## Aim of the exercise:
Will you write out the data exactly, excluding every picture?

++++ Dataset extract ++++

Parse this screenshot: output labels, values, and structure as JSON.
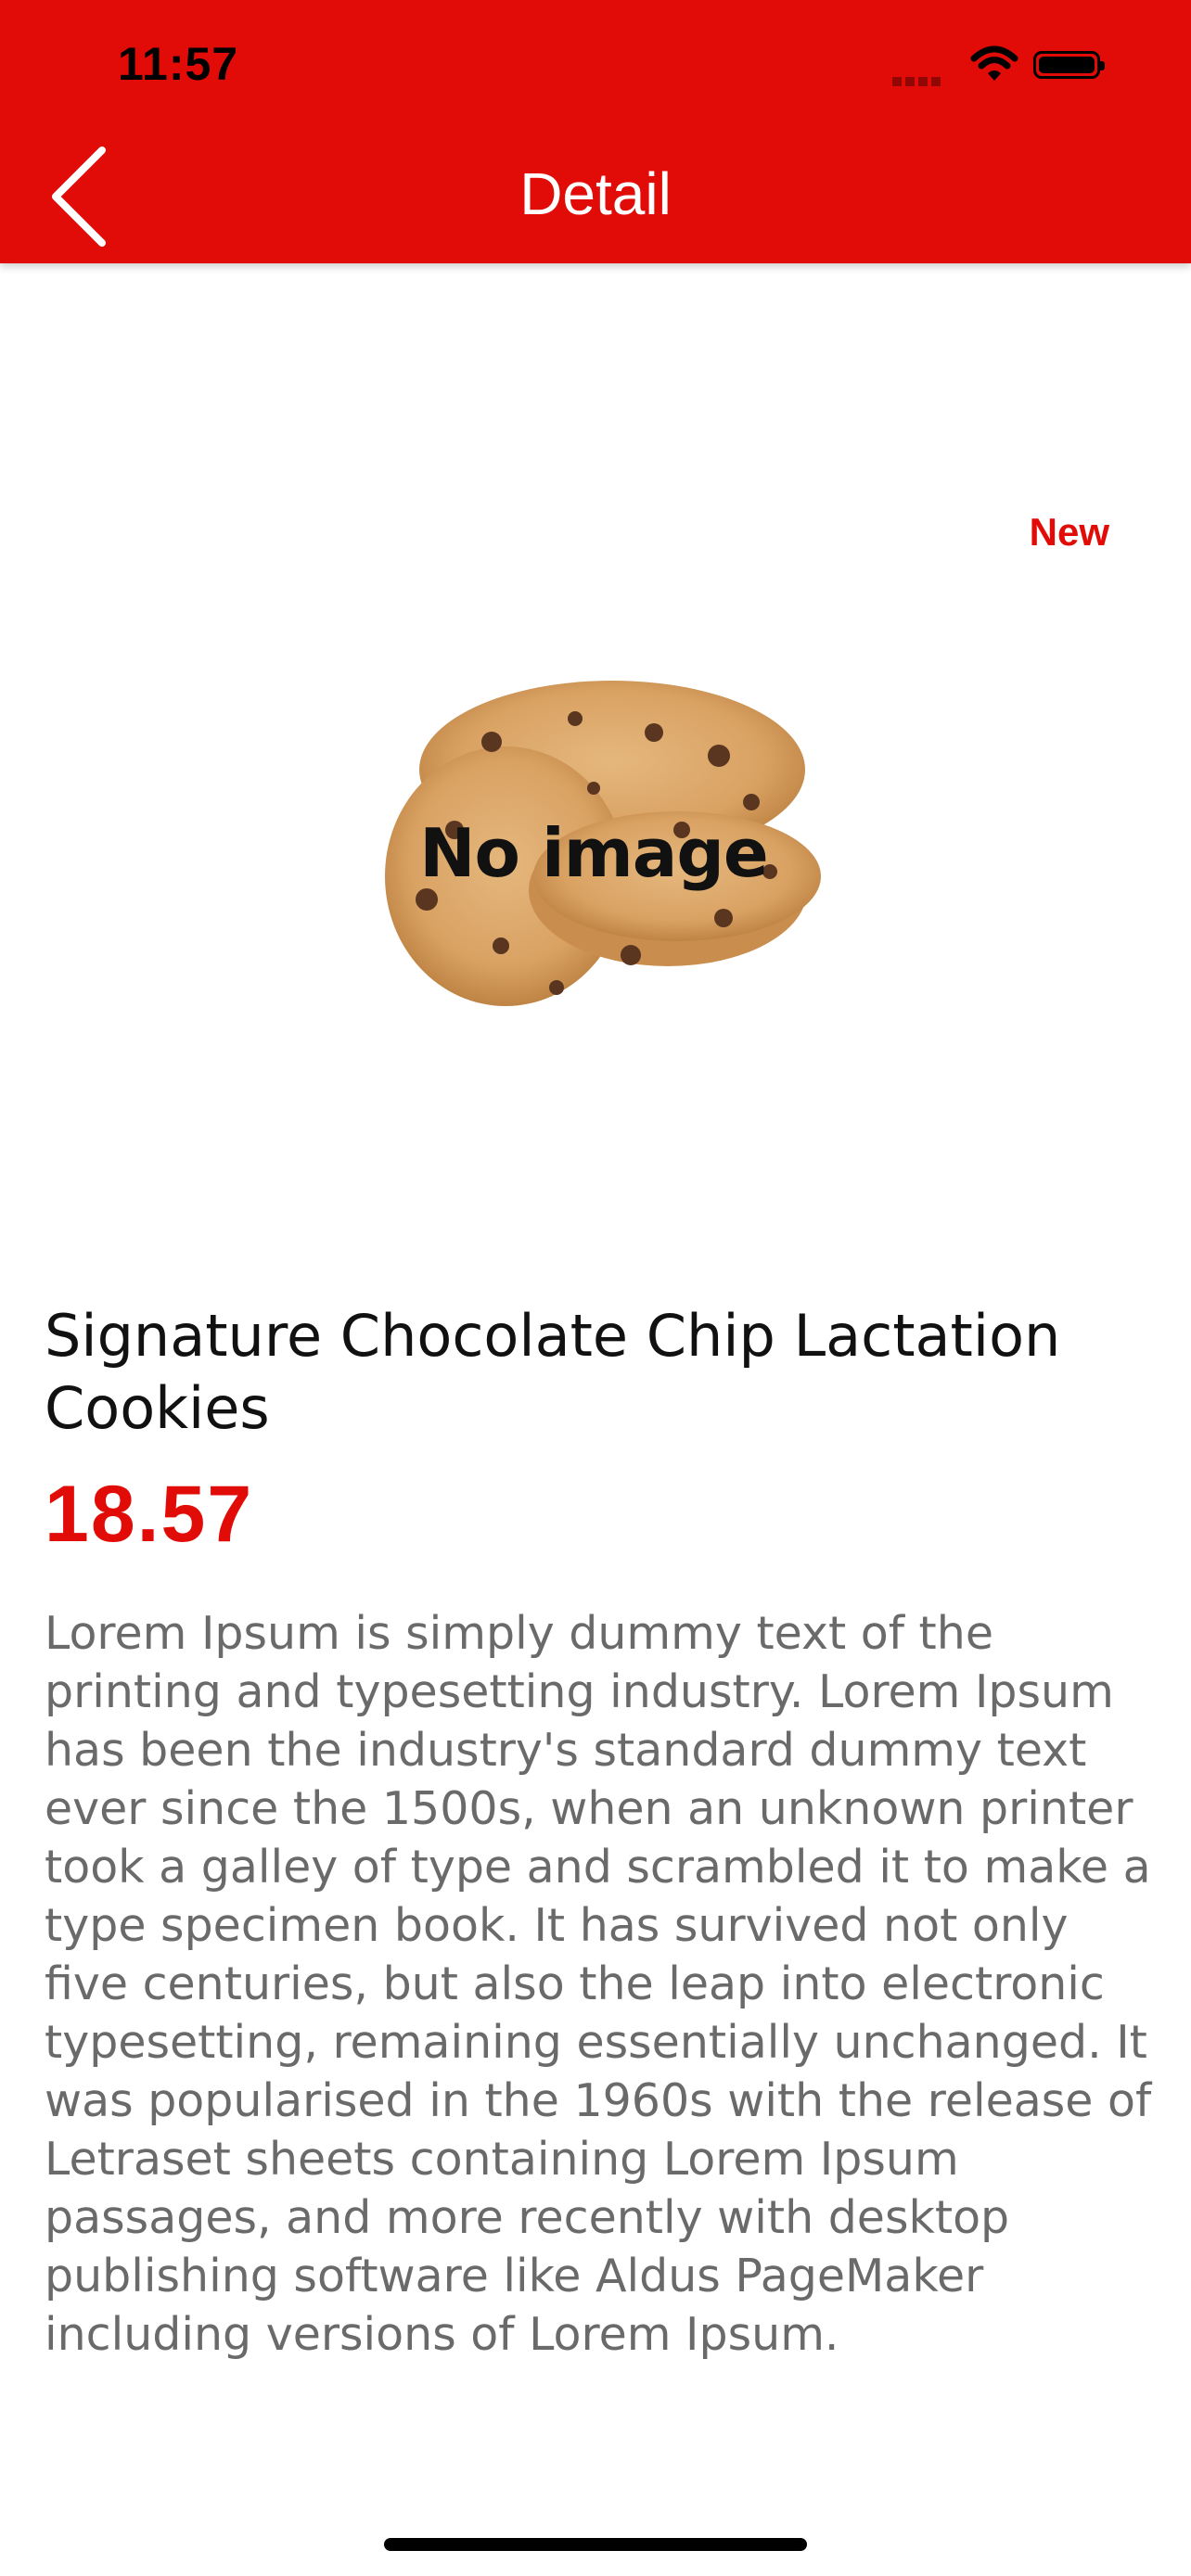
{
  "status_bar": {
    "time": "11:57",
    "icons": [
      "signal-icon",
      "wifi-icon",
      "battery-icon"
    ]
  },
  "app_bar": {
    "title": "Detail",
    "back_icon": "chevron-left-icon",
    "background_color": "#e10c07"
  },
  "product": {
    "badge": "New",
    "image_label": "No image",
    "name": "Signature Chocolate Chip Lactation Cookies",
    "price": "18.57",
    "description": "Lorem Ipsum is simply dummy text of the printing and typesetting industry. Lorem Ipsum has been the industry's standard dummy text ever since the 1500s, when an unknown printer took a galley of type and scrambled it to make a type specimen book. It has survived not only five centuries, but also the leap into electronic typesetting, remaining essentially unchanged. It was popularised in the 1960s with the release of Letraset sheets containing Lorem Ipsum passages, and more recently with desktop publishing software like Aldus PageMaker including versions of Lorem Ipsum."
  },
  "colors": {
    "accent": "#e10c07",
    "text_primary": "#111111",
    "text_secondary": "#6a6a6a"
  }
}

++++

## Solution:
Parse this screenshot: output labels, values, and structure as JSON.
{
  "status_bar": {
    "time": "11:57",
    "icons": [
      "signal-icon",
      "wifi-icon",
      "battery-icon"
    ]
  },
  "app_bar": {
    "title": "Detail",
    "back_icon": "chevron-left-icon",
    "background_color": "#e10c07"
  },
  "product": {
    "badge": "New",
    "image_label": "No image",
    "name": "Signature Chocolate Chip Lactation Cookies",
    "price": "18.57",
    "description": "Lorem Ipsum is simply dummy text of the printing and typesetting industry. Lorem Ipsum has been the industry's standard dummy text ever since the 1500s, when an unknown printer took a galley of type and scrambled it to make a type specimen book. It has survived not only five centuries, but also the leap into electronic typesetting, remaining essentially unchanged. It was popularised in the 1960s with the release of Letraset sheets containing Lorem Ipsum passages, and more recently with desktop publishing software like Aldus PageMaker including versions of Lorem Ipsum."
  },
  "colors": {
    "accent": "#e10c07",
    "text_primary": "#111111",
    "text_secondary": "#6a6a6a"
  }
}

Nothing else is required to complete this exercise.